A young Grand Rapids coffee brand is branching into chocolate.
Joven, a spinoff of Sparrows Coffee and Shuil Coffee, recently launched its expansion into chocolate making. The brand started in 2020 when Frankie Volkema, daughter of Sparrows and School owner Tim Volkema, hoped to help support young coffee farmers from across the globe.
The industry is facing a shortage of coffee growers as the average age of farmers continues to increase. Multiple coffee growing regions, from Colombia to Tanzania, are fighting a generational gap in farmers.
Volkema became the world’s youngest coffee grader when she passed the Q test in 2019 at age 13. Joven was a GRBJ Newsmaker nominee in 2021.
Late last year, Joven expanded into sustainably sourced coffee and chocolate bars. The flagship of the bar collection is the coffee bar, made with coffee, extracted cocoa butter and cane sugar.
“On the product side, the cocoa industry is facing the same issues as the coffee industry,” Volkema said.
The idea came from Atucun Chocolateria, which is based in Honduras and has a Grand Rapids operation.
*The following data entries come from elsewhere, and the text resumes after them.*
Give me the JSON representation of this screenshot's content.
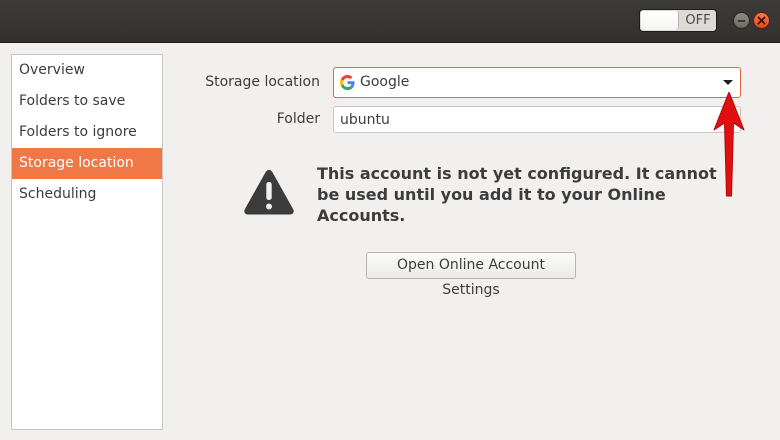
{
  "header": {
    "toggle_label": "OFF"
  },
  "sidebar": {
    "items": [
      {
        "label": "Overview"
      },
      {
        "label": "Folders to save"
      },
      {
        "label": "Folders to ignore"
      },
      {
        "label": "Storage location",
        "selected": true
      },
      {
        "label": "Scheduling"
      }
    ]
  },
  "form": {
    "storage_label": "Storage location",
    "storage_value": "Google",
    "storage_icon": "google-icon",
    "folder_label": "Folder",
    "folder_value": "ubuntu"
  },
  "warning": {
    "icon": "warning-icon",
    "message": "This account is not yet configured. It cannot be used until you add it to your Online Accounts."
  },
  "actions": {
    "open_settings_label": "Open Online Account Settings"
  },
  "colors": {
    "accent": "#f07746",
    "header_bg": "#3d3b37",
    "window_bg": "#f1f0ee",
    "annotation_arrow": "#e01010"
  }
}
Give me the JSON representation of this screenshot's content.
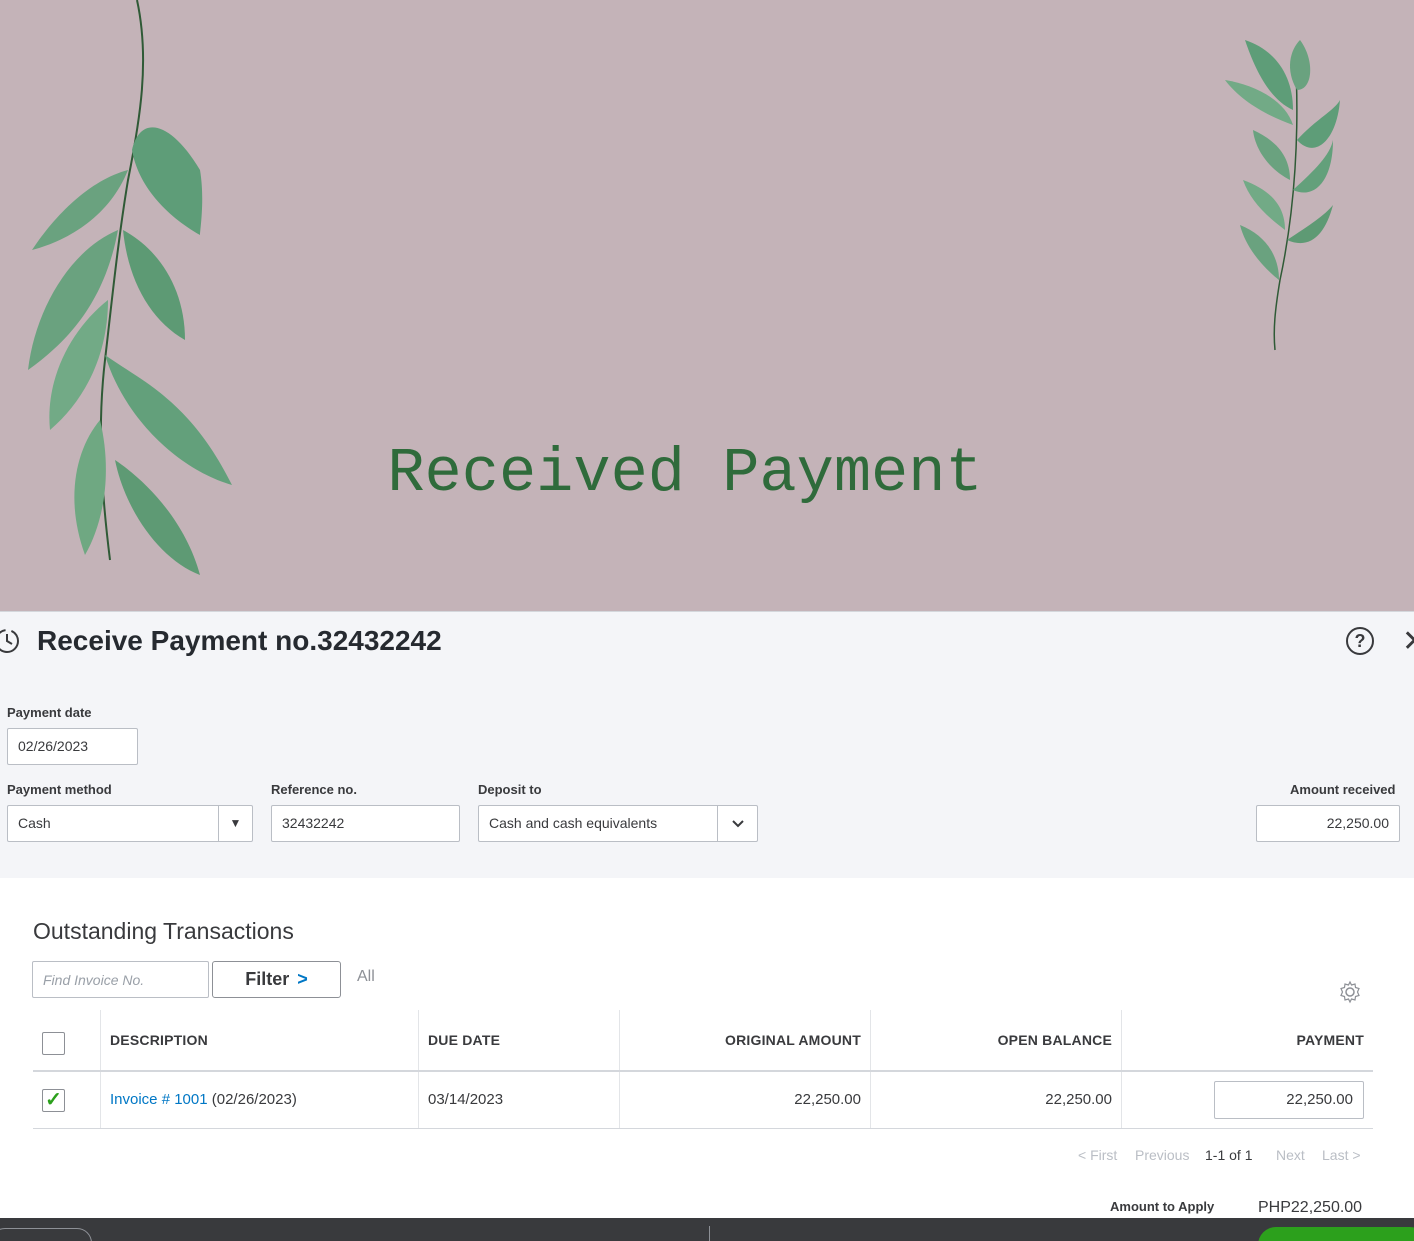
{
  "banner": {
    "title": "Received Payment"
  },
  "form": {
    "title": "Receive Payment no.32432242",
    "payment_date": {
      "label": "Payment date",
      "value": "02/26/2023"
    },
    "payment_method": {
      "label": "Payment method",
      "value": "Cash"
    },
    "reference_no": {
      "label": "Reference no.",
      "value": "32432242"
    },
    "deposit_to": {
      "label": "Deposit to",
      "value": "Cash and cash equivalents"
    },
    "amount_received": {
      "label": "Amount received",
      "value": "22,250.00"
    }
  },
  "outstanding": {
    "title": "Outstanding Transactions",
    "find_placeholder": "Find Invoice No.",
    "filter_label": "Filter",
    "filter_scope": "All",
    "columns": {
      "description": "DESCRIPTION",
      "due_date": "DUE DATE",
      "original_amount": "ORIGINAL AMOUNT",
      "open_balance": "OPEN BALANCE",
      "payment": "PAYMENT"
    },
    "rows": [
      {
        "checked": true,
        "invoice_link": "Invoice # 1001",
        "invoice_date": "(02/26/2023)",
        "due_date": "03/14/2023",
        "original_amount": "22,250.00",
        "open_balance": "22,250.00",
        "payment": "22,250.00"
      }
    ],
    "pager": {
      "first": "< First",
      "previous": "Previous",
      "range": "1-1 of 1",
      "next": "Next",
      "last": "Last >"
    },
    "amount_to_apply": {
      "label": "Amount to Apply",
      "value": "PHP22,250.00"
    }
  },
  "colors": {
    "banner_bg": "#c4b3b8",
    "banner_title": "#2f6b3b",
    "link": "#0077c5",
    "check": "#2ca01c",
    "footer_bg": "#393a3d"
  }
}
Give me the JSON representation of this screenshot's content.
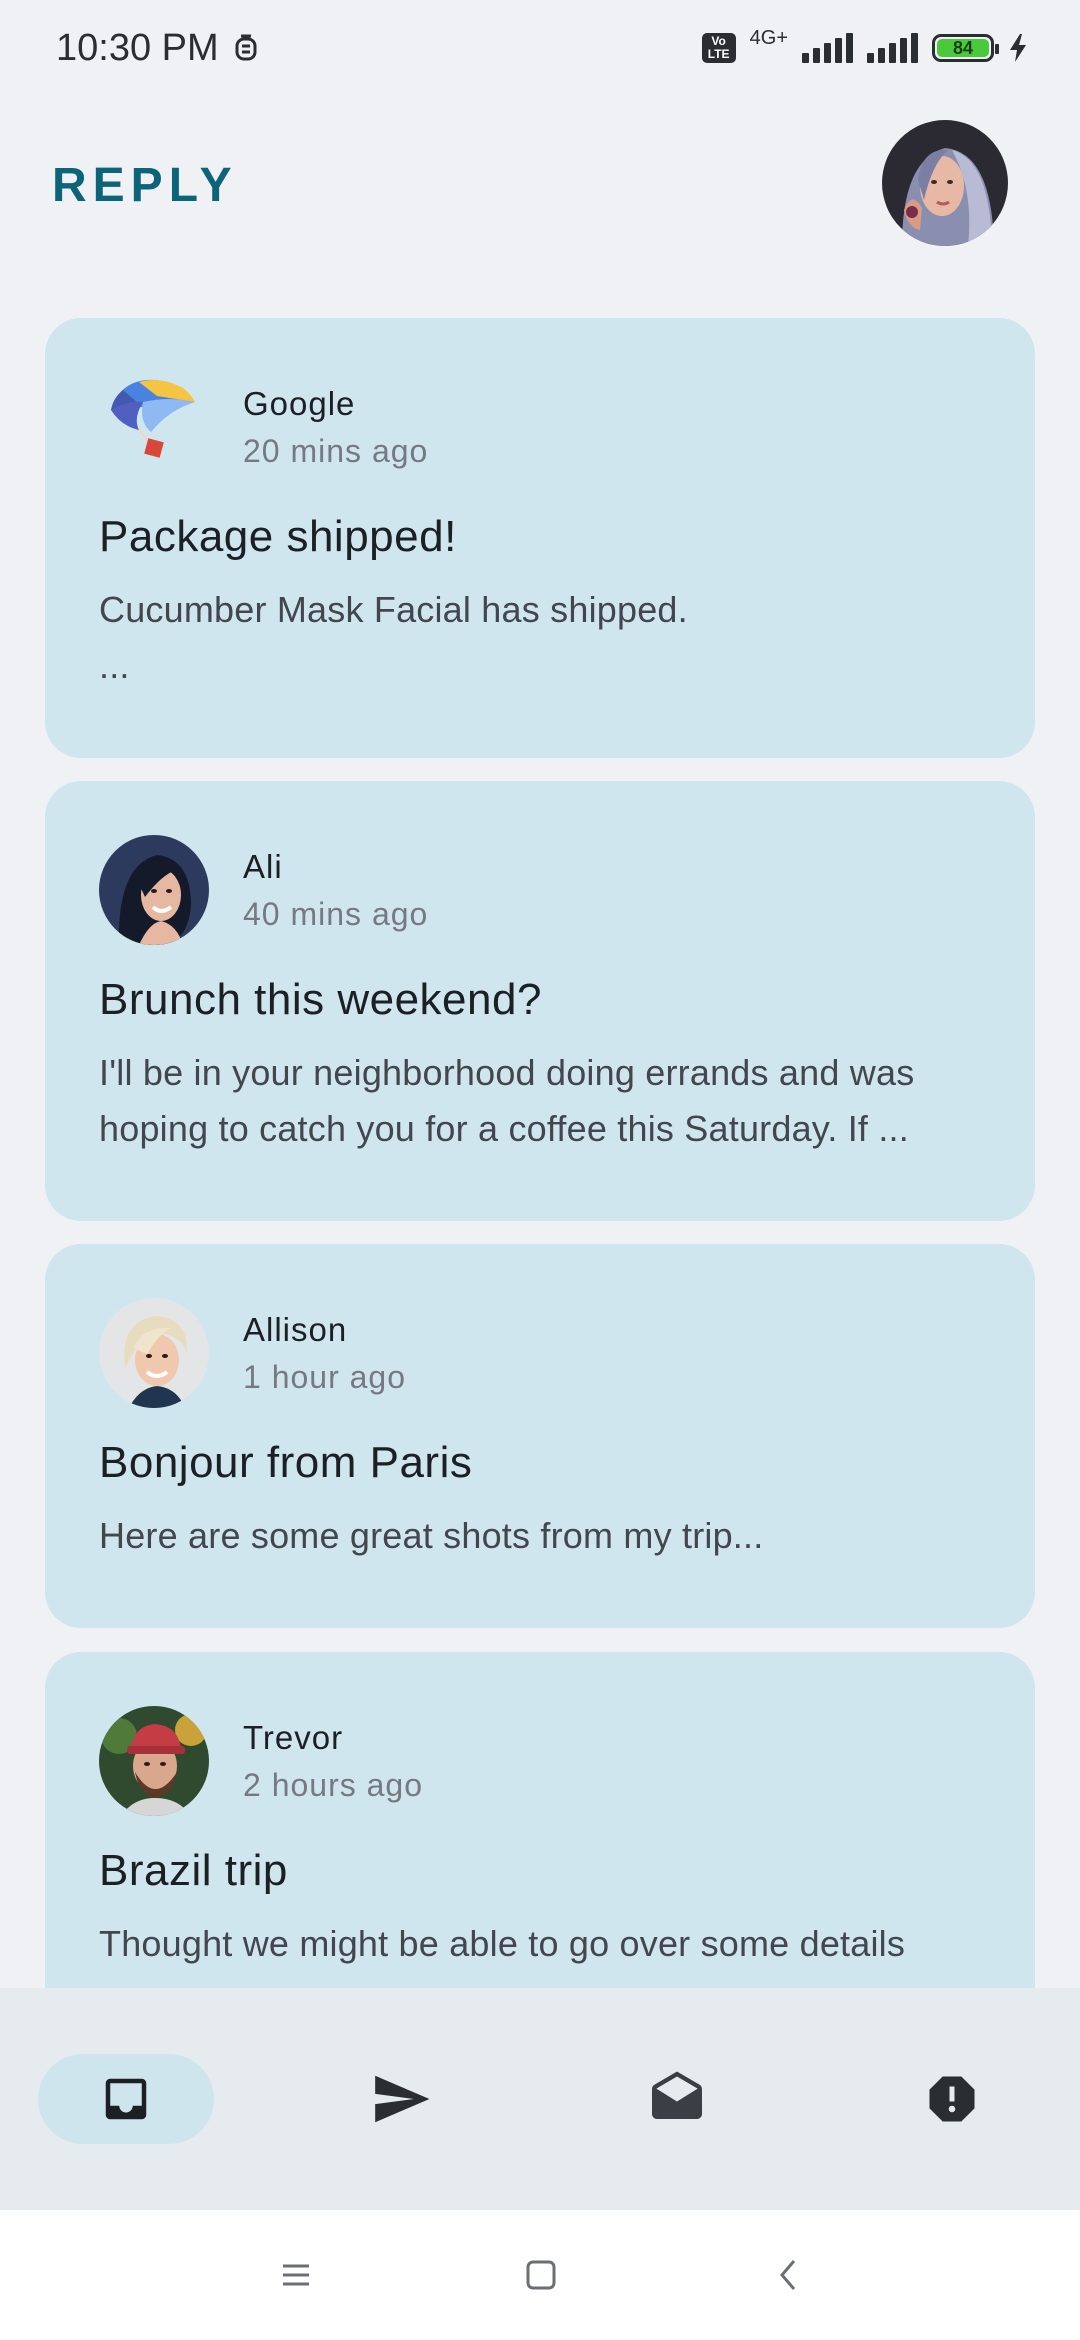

The chocolatier knew of Joven’s mission to help support young coffee producers and thought it could extend toward cocoa growers as well.
Along with the coffee bar, Joven’s bar products also include a 60% dark chocolate bar. Joven’s coffee portfolio also now features the coffee used in the bar, grown in Honduras by farmer Abraham Pacheco.
The rest of Joven’s coffee portfolio includes coffee grown in Burundi, Colombia and Guatemala.
For Sparrows Coffee, which the Joven brand sits under, Tim Volkema said the coffee’s also hit on quality marks.
“We’re not just trying to buy young coffee, but it also has to be great,” he said. “The reason is so we can pay a lot for it, because a lot of these farmers don’t think they can make a good living.”
Along with local retailers, Tim Volkema said Joven is experiencing solid growth through its distribution partner Trade Coffee, a New York-based coffee company that helps promote small roasters from across the country.
“These products have really caught on the platform,” he said. “With the volume we’re able to do, we’re able to buy a meaningful proportion of a co-op’s entire harvest.”
The price is important because, adjusted for inflation, coffee growers are earning less per pound than they were 40 years ago. Many products, not just coffee, are seeing small family farms with children uninterested in continuing the family business.
Frankie Volkema is working to ensure young coffee and cocoa farmers continue in the industry, but what is in her future?
“I would love to continue with it into the future, but I’m not sure that’s exactly what I’d like to do,” she said. “I still have four years of college ahead of me, but I’d definitely love to see Joven continue and grow. I’d also love to see other companies do what we’re doing, adding more coffees from different origins and supporting young farmers.”